§ **DIRECTIONS FOR THIS TASK**: Below are the records. Count the lines containing the string "snippet", and reply with the number alone.

Recorded data

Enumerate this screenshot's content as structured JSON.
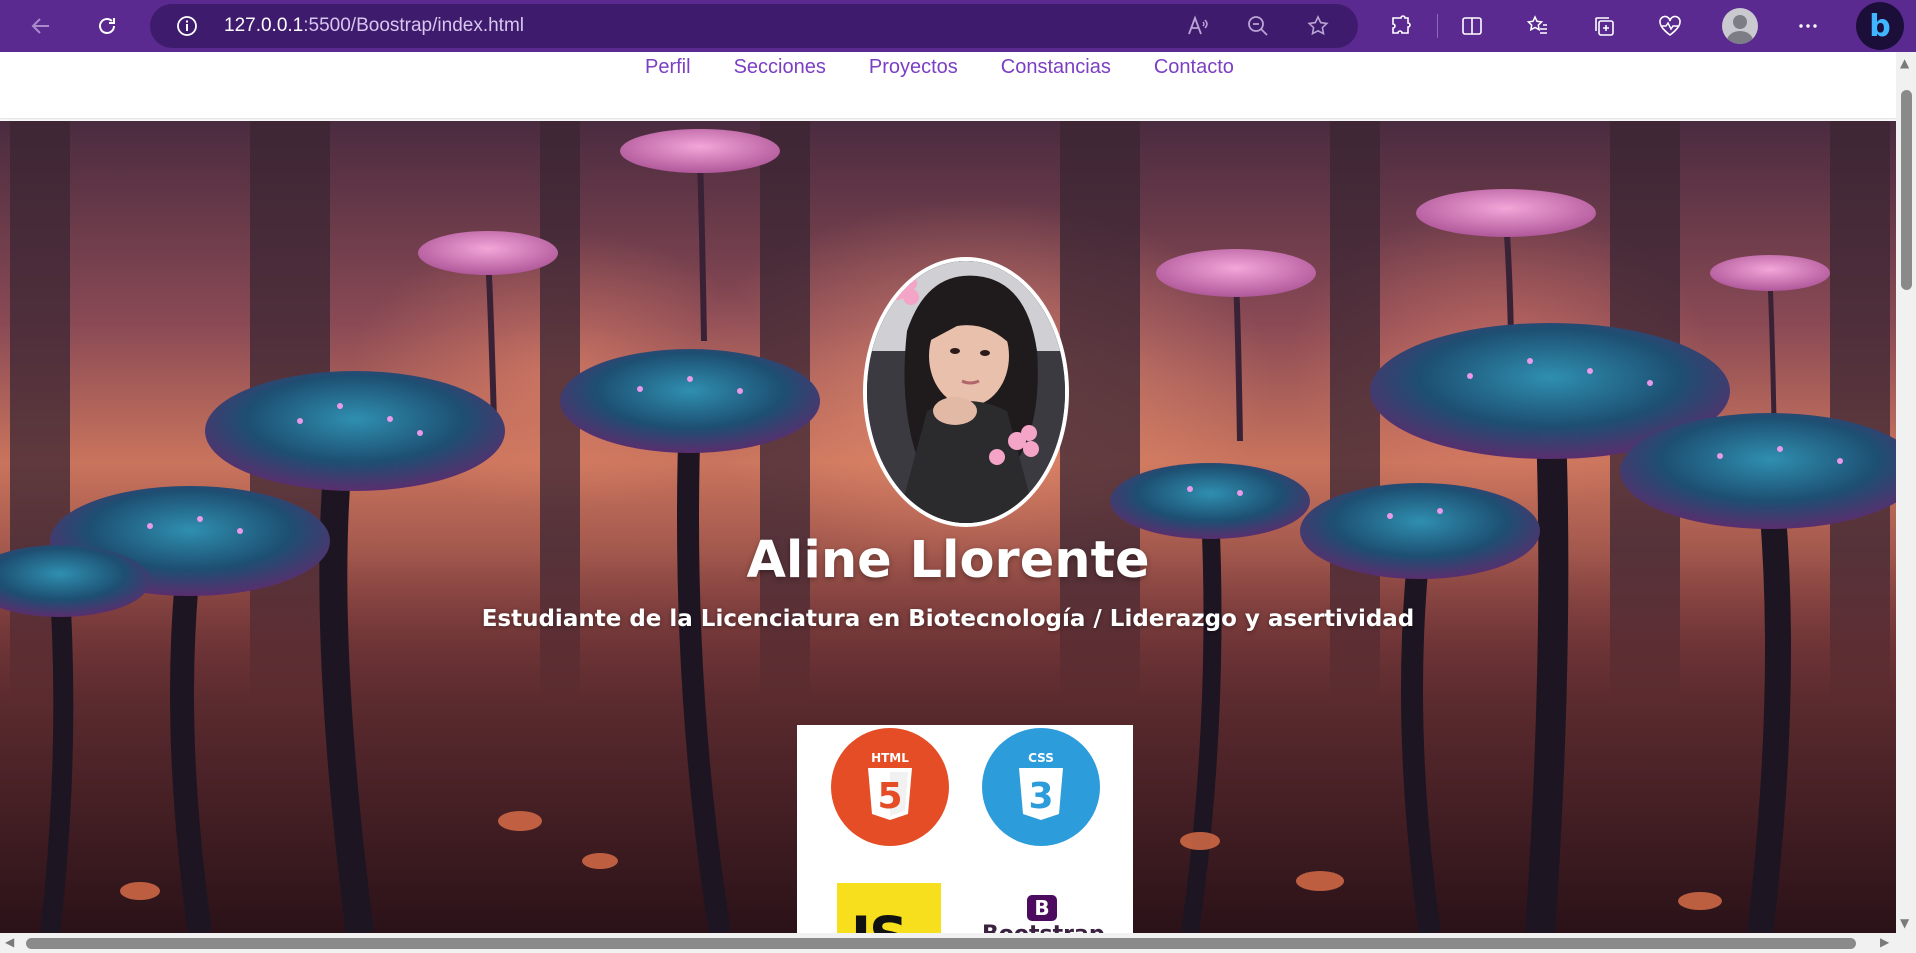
{
  "browser": {
    "url_host": "127.0.0.1",
    "url_path": ":5500/Boostrap/index.html",
    "accent_color": "#5b2a91"
  },
  "nav": {
    "items": [
      {
        "label": "Perfil"
      },
      {
        "label": "Secciones"
      },
      {
        "label": "Proyectos"
      },
      {
        "label": "Constancias"
      },
      {
        "label": "Contacto"
      }
    ],
    "link_color": "#7b3fc4"
  },
  "hero": {
    "name": "Aline Llorente",
    "subtitle": "Estudiante de la Licenciatura en Biotecnología / Liderazgo y asertividad",
    "background": "mushroom-forest-image"
  },
  "logos": [
    {
      "name": "html5-logo",
      "text": "HTML",
      "number": "5",
      "color": "#e44d26"
    },
    {
      "name": "css3-logo",
      "text": "CSS",
      "number": "3",
      "color": "#2d9cdb"
    },
    {
      "name": "javascript-logo",
      "text": "JS",
      "color": "#f7df1e"
    },
    {
      "name": "bootstrap-logo",
      "text": "Bootstrap",
      "letter": "B",
      "color": "#4c0b5f"
    }
  ]
}
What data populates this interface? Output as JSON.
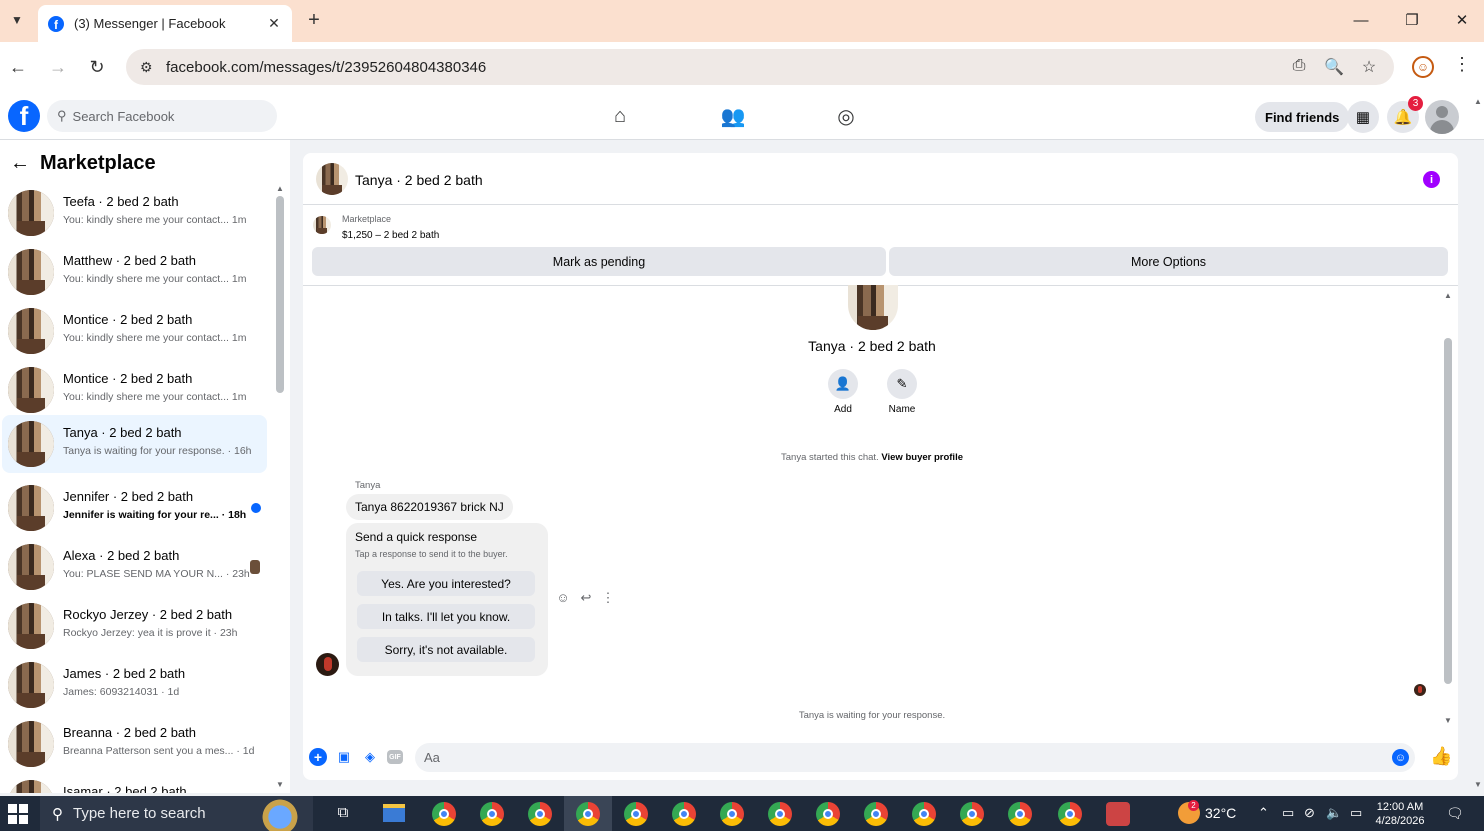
{
  "browser": {
    "tab_title": "(3) Messenger | Facebook",
    "url": "facebook.com/messages/t/23952604804380346",
    "tab_menu_icon": "chevron-down-icon",
    "new_tab_label": "+",
    "minimize": "—",
    "restore": "❐",
    "close": "✕"
  },
  "fb": {
    "logo_letter": "f",
    "search_placeholder": "Search Facebook",
    "find_friends_label": "Find friends",
    "notification_count": "3"
  },
  "sidebar": {
    "title": "Marketplace",
    "conversations": [
      {
        "name": "Teefa · 2 bed 2 bath",
        "snippet": "You: kindly shere me your contact...  1m",
        "active": false,
        "unread": false
      },
      {
        "name": "Matthew · 2 bed 2 bath",
        "snippet": "You: kindly shere me your contact...  1m",
        "active": false,
        "unread": false
      },
      {
        "name": "Montice · 2 bed 2 bath",
        "snippet": "You: kindly shere me your contact...  1m",
        "active": false,
        "unread": false
      },
      {
        "name": "Montice · 2 bed 2 bath",
        "snippet": "You: kindly shere me your contact...  1m",
        "active": false,
        "unread": false
      },
      {
        "name": "Tanya · 2 bed 2 bath",
        "snippet": "Tanya is waiting for your response. · 16h",
        "active": true,
        "unread": false
      },
      {
        "name": "Jennifer · 2 bed 2 bath",
        "snippet": "Jennifer is waiting for your re... · 18h",
        "active": false,
        "unread": true
      },
      {
        "name": "Alexa · 2 bed 2 bath",
        "snippet": "You: PLASE SEND MA YOUR N... · 23h",
        "active": false,
        "unread": false
      },
      {
        "name": "Rockyo Jerzey · 2 bed 2 bath",
        "snippet": "Rockyo Jerzey: yea it is prove it · 23h",
        "active": false,
        "unread": false
      },
      {
        "name": "James · 2 bed 2 bath",
        "snippet": "James: 6093214031 · 1d",
        "active": false,
        "unread": false
      },
      {
        "name": "Breanna · 2 bed 2 bath",
        "snippet": "Breanna Patterson sent you a mes... · 1d",
        "active": false,
        "unread": false
      },
      {
        "name": "Isamar · 2 bed 2 bath",
        "snippet": "",
        "active": false,
        "unread": false
      }
    ]
  },
  "chat": {
    "title": "Tanya · 2 bed 2 bath",
    "marketplace_label": "Marketplace",
    "listing": "$1,250 – 2 bed 2 bath",
    "mark_pending_label": "Mark as pending",
    "more_options_label": "More Options",
    "profile_name": "Tanya · 2 bed 2 bath",
    "add_label": "Add",
    "name_label": "Name",
    "started_text": "Tanya started this chat.",
    "view_profile_label": "View buyer profile",
    "sender": "Tanya",
    "message": "Tanya 8622019367 brick NJ",
    "quick_title": "Send a quick response",
    "quick_sub": "Tap a response to send it to the buyer.",
    "quick_responses": [
      "Yes. Are you interested?",
      "In talks. I'll let you know.",
      "Sorry, it's not available."
    ],
    "waiting_text": "Tanya is waiting for your response.",
    "compose_placeholder": "Aa"
  },
  "taskbar": {
    "search_placeholder": "Type here to search",
    "temperature": "32°C",
    "weather_badge": "2",
    "time": "12:00 AM",
    "date": "4/28/2026"
  }
}
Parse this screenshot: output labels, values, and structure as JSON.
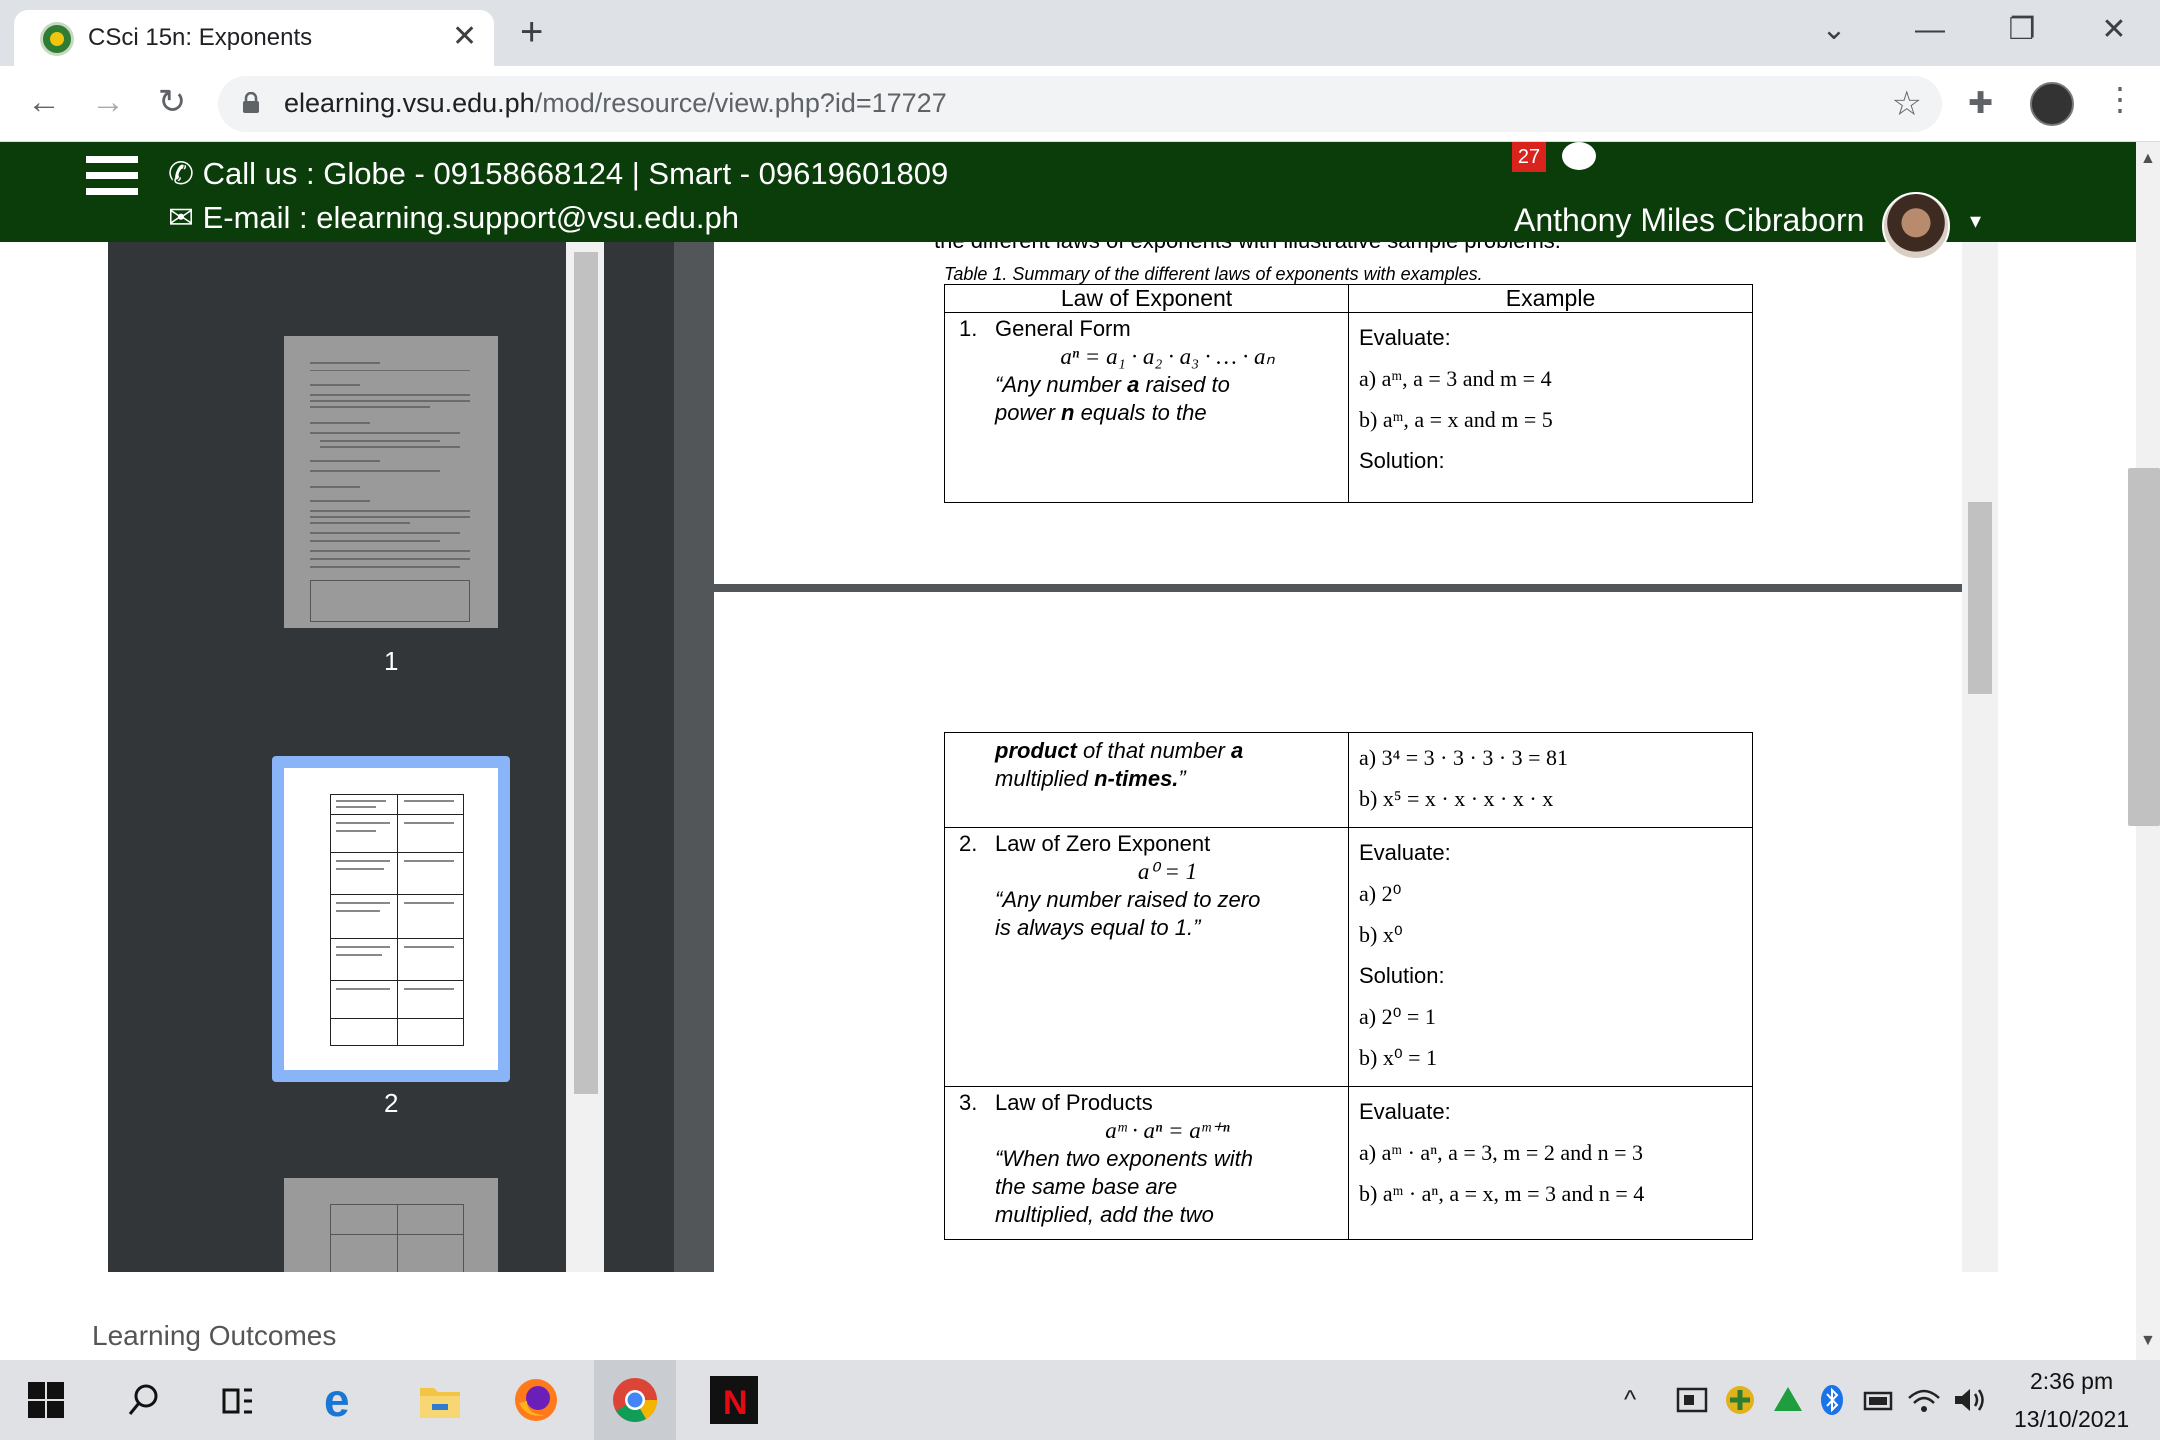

§ **EXERCISE OUTPUT**: 11